In the past, the first known tracks were thought to belong to an Arthropleura like myriapod (pretty much, a centipede). These tracks are from the Joggins, in Nova Scotia, and are early Silurian in age. Horribly, these tracks seem to suggest that the myriapod that made them was enormous; the picture below, lifted from here, shows a model of one:
Now, however, the earliest terrestrial land animal tracks might belong to a Cambrian arthropod that used a discarded shell, a la Hermit Crabs, to prevent drying out on subaerial tidal sand flat. A recent paper in the April issue of Geology (here's the abstract) by Hagadorn and Seilacher (2009) shows trackways with a peculiar, segmented, shingled-to-the-left tailmarkings. The picture below is their Figure 1 (pg. 295):
The interpreted ethology (that is, behavior) of the critter is labelled in this picture below, Hagadorn and Seilacher (2009) Figure 2 (pg. 296):
These traces show a marked similarity to the traces of modern Hermit Crabs, whose borrowed shells also bump along behind them as they wander the beach. The picture below is of a modern Hermit Crab trace from the Bahamas, and was seized from the Data Repository Items for the paper:
Anyway, the interesting part of this paper is WHY the critter might have carried a shell around behind it. These tracks are found in the Cambrian Elk Mound Group of Wisconsin, and are commonly associated with microbial mats, elephant-skin textures, microbal sand-balls, and other sedimentary structures that suggest extremely shallow to subaerially exposed conditions. One of the reasons that Hermit Crabs lug their shell around is that it serves as a reverse-SCUBA suit; in other words, the Crabs can bring a damp, humid shell along with them to keep their gills in proper working order.
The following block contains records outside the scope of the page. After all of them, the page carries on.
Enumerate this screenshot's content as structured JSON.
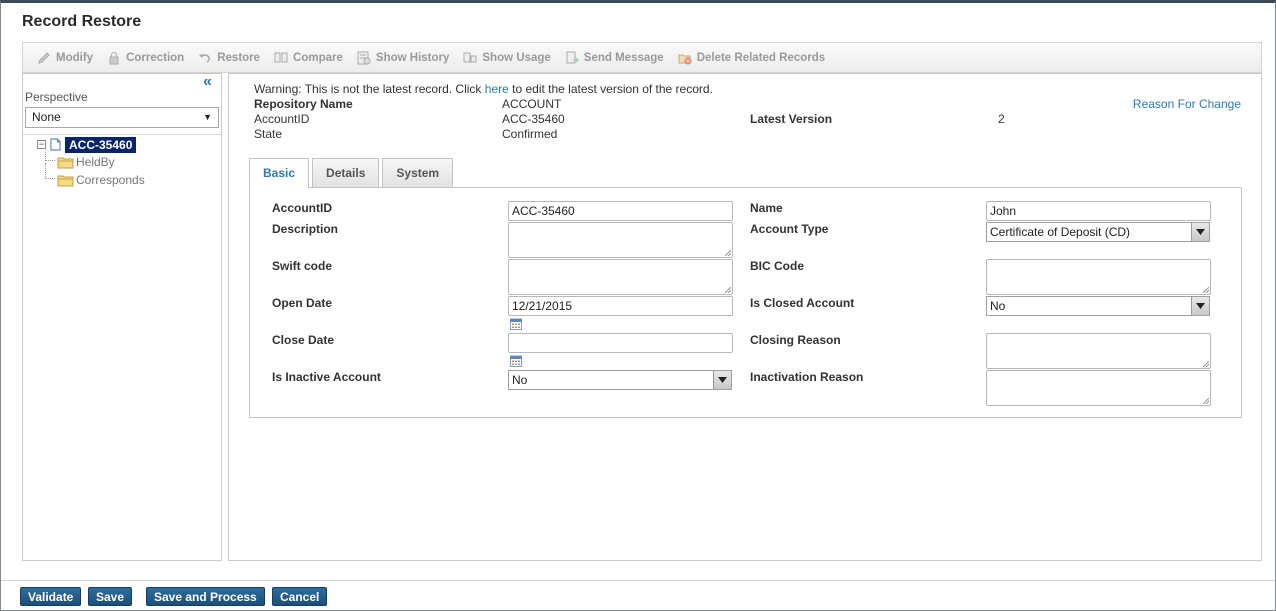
{
  "page": {
    "title": "Record Restore"
  },
  "toolbar": {
    "modify": "Modify",
    "correction": "Correction",
    "restore": "Restore",
    "compare": "Compare",
    "show_history": "Show History",
    "show_usage": "Show Usage",
    "send_message": "Send Message",
    "delete_related": "Delete Related Records"
  },
  "sidebar": {
    "perspective_label": "Perspective",
    "perspective_value": "None",
    "tree": {
      "root": "ACC-35460",
      "children": [
        "HeldBy",
        "Corresponds"
      ]
    }
  },
  "header": {
    "warning_before": "Warning: This is not the latest record. Click ",
    "warning_link": "here",
    "warning_after": " to edit the latest version of the record.",
    "repository_label": "Repository Name",
    "repository_value": "ACCOUNT",
    "accountid_label": "AccountID",
    "accountid_value": "ACC-35460",
    "state_label": "State",
    "state_value": "Confirmed",
    "latest_version_label": "Latest Version",
    "latest_version_value": "2",
    "reason_link": "Reason For Change"
  },
  "tabs": [
    {
      "label": "Basic"
    },
    {
      "label": "Details"
    },
    {
      "label": "System"
    }
  ],
  "form": {
    "accountid_label": "AccountID",
    "accountid_value": "ACC-35460",
    "description_label": "Description",
    "swift_label": "Swift code",
    "open_date_label": "Open Date",
    "open_date_value": "12/21/2015",
    "close_date_label": "Close Date",
    "is_inactive_label": "Is Inactive Account",
    "is_inactive_value": "No",
    "name_label": "Name",
    "name_value": "John",
    "account_type_label": "Account Type",
    "account_type_value": "Certificate of Deposit (CD)",
    "bic_label": "BIC Code",
    "is_closed_label": "Is Closed Account",
    "is_closed_value": "No",
    "closing_reason_label": "Closing Reason",
    "inactivation_reason_label": "Inactivation Reason"
  },
  "footer": {
    "validate": "Validate",
    "save": "Save",
    "save_process": "Save and Process",
    "cancel": "Cancel"
  },
  "colors": {
    "accent": "#2a7ab8",
    "button": "#1c4f78",
    "tree_selected": "#0a246a"
  }
}
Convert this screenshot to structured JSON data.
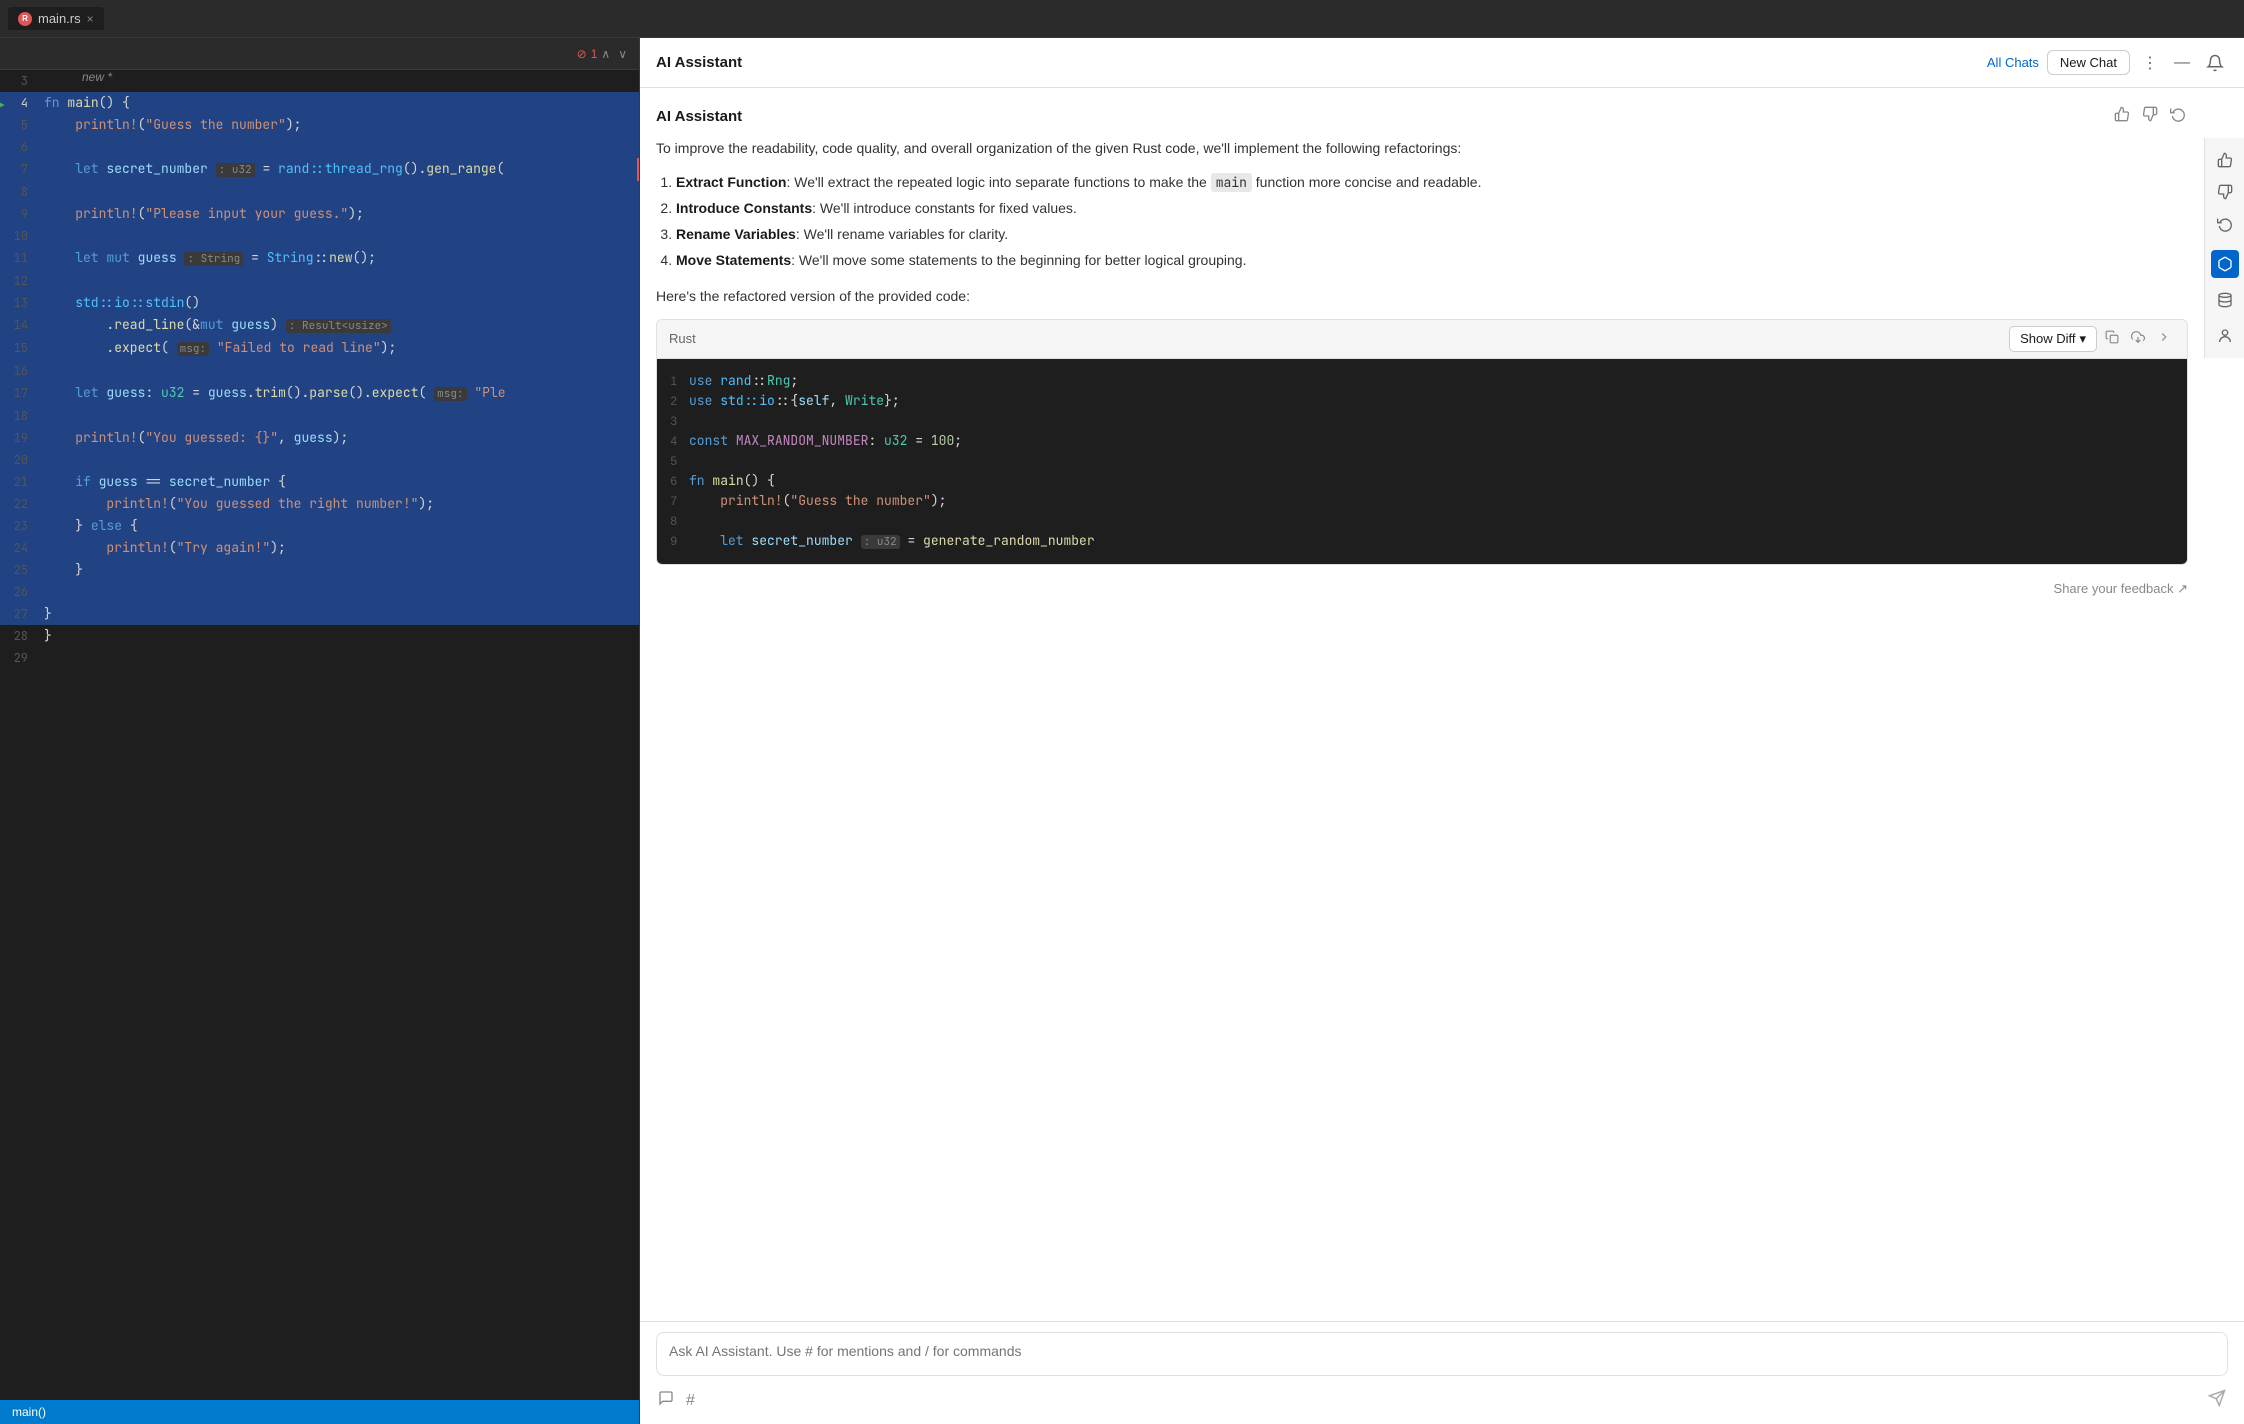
{
  "tab": {
    "icon_label": "R",
    "file_name": "main.rs",
    "close_label": "×"
  },
  "editor": {
    "new_label": "new *",
    "error_count": "⊘ 1",
    "lines": [
      {
        "num": 3,
        "content": "",
        "selected": false
      },
      {
        "num": 4,
        "content": "fn main() {",
        "selected": true,
        "has_run": true
      },
      {
        "num": 5,
        "content": "    println!(\"Guess the number\");",
        "selected": true
      },
      {
        "num": 6,
        "content": "",
        "selected": true
      },
      {
        "num": 7,
        "content": "    let secret_number : u32 = rand::thread_rng().gen_range(",
        "selected": true,
        "has_type": true
      },
      {
        "num": 8,
        "content": "",
        "selected": true
      },
      {
        "num": 9,
        "content": "    println!(\"Please input your guess.\");",
        "selected": true
      },
      {
        "num": 10,
        "content": "",
        "selected": true
      },
      {
        "num": 11,
        "content": "    let mut guess : String = String::new();",
        "selected": true
      },
      {
        "num": 12,
        "content": "",
        "selected": true
      },
      {
        "num": 13,
        "content": "    std::io::stdin()",
        "selected": true
      },
      {
        "num": 14,
        "content": "        .read_line(&mut guess) : Result<usize>",
        "selected": true
      },
      {
        "num": 15,
        "content": "        .expect( msg: \"Failed to read line\");",
        "selected": true
      },
      {
        "num": 16,
        "content": "",
        "selected": true
      },
      {
        "num": 17,
        "content": "    let guess: u32 = guess.trim().parse().expect( msg: \"Ple",
        "selected": true
      },
      {
        "num": 18,
        "content": "",
        "selected": true
      },
      {
        "num": 19,
        "content": "    println!(\"You guessed: {}\", guess);",
        "selected": true
      },
      {
        "num": 20,
        "content": "",
        "selected": true
      },
      {
        "num": 21,
        "content": "    if guess == secret_number {",
        "selected": true
      },
      {
        "num": 22,
        "content": "        println!(\"You guessed the right number!\");",
        "selected": true
      },
      {
        "num": 23,
        "content": "    } else {",
        "selected": true
      },
      {
        "num": 24,
        "content": "        println!(\"Try again!\");",
        "selected": true
      },
      {
        "num": 25,
        "content": "    }",
        "selected": true
      },
      {
        "num": 26,
        "content": "",
        "selected": true
      },
      {
        "num": 27,
        "content": "}",
        "selected": true
      },
      {
        "num": 28,
        "content": "}",
        "selected": false
      },
      {
        "num": 29,
        "content": "",
        "selected": false
      }
    ]
  },
  "status_bar": {
    "text": "main()"
  },
  "ai_panel": {
    "title": "AI Assistant",
    "all_chats_label": "All Chats",
    "new_chat_label": "New Chat",
    "message_title": "AI Assistant",
    "intro_text": "To improve the readability, code quality, and overall organization of the given Rust code, we'll implement the following refactorings:",
    "list_items": [
      {
        "bold": "Extract Function",
        "text": ": We'll extract the repeated logic into separate functions to make the main function more concise and readable."
      },
      {
        "bold": "Introduce Constants",
        "text": ": We'll introduce constants for fixed values."
      },
      {
        "bold": "Rename Variables",
        "text": ": We'll rename variables for clarity."
      },
      {
        "bold": "Move Statements",
        "text": ": We'll move some statements to the beginning for better logical grouping."
      }
    ],
    "refactored_label": "Here's the refactored version of the provided code:",
    "code_lang": "Rust",
    "show_diff_label": "Show Diff",
    "code_lines": [
      {
        "num": 1,
        "content": "use rand::Rng;"
      },
      {
        "num": 2,
        "content": "use std::io::{self, Write};"
      },
      {
        "num": 3,
        "content": ""
      },
      {
        "num": 4,
        "content": "const MAX_RANDOM_NUMBER: u32 = 100;"
      },
      {
        "num": 5,
        "content": ""
      },
      {
        "num": 6,
        "content": "fn main() {"
      },
      {
        "num": 7,
        "content": "    println!(\"Guess the number\");"
      },
      {
        "num": 8,
        "content": ""
      },
      {
        "num": 9,
        "content": "    let secret_number : u32 = generate_random_number"
      }
    ],
    "feedback_text": "Share your feedback ↗",
    "input_placeholder": "Ask AI Assistant. Use # for mentions and / for commands"
  }
}
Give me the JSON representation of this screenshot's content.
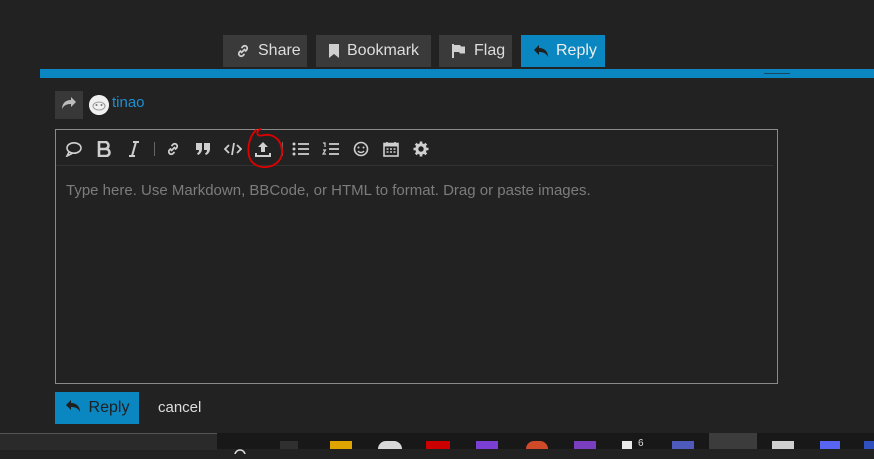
{
  "topbar": {
    "share_label": "Share",
    "bookmark_label": "Bookmark",
    "flag_label": "Flag",
    "reply_label": "Reply"
  },
  "composer": {
    "username": "tinao",
    "placeholder": "Type here. Use Markdown, BBCode, or HTML to format. Drag or paste images.",
    "toolbar_icons": [
      "quote-bubble-icon",
      "bold-icon",
      "italic-icon",
      "link-icon",
      "blockquote-icon",
      "code-icon",
      "upload-icon",
      "bullet-list-icon",
      "numbered-list-icon",
      "emoji-icon",
      "calendar-icon",
      "gear-icon"
    ],
    "reply_label": "Reply",
    "cancel_label": "cancel"
  },
  "taskbar": {
    "badge_count": "6"
  },
  "colors": {
    "accent": "#0a86c0",
    "annotation": "#e00000"
  }
}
Hagadorn and Seilacher (2009) suggest a similar strategy for this Cambrian tracemaker. The tracks themselves show that the shell was far to small to house the entire critter. Rather, they interpret this as an early behavior that allowed these Cambrian arthropods to exploit the subaerially exposed sand-rich, microbial tidal flats along the Paleo-Wisconsin shorelines. If that's the case, then this is one of the very earliest strategies employed by terrestrial (or at least, amphibious) animals, and it's a pretty derived behavior to boot!
Hagadorn, J.W., Seilacher, A., 2009, Hermit arthropods 500 million years ago?: Geology, v. 37, p. 295-298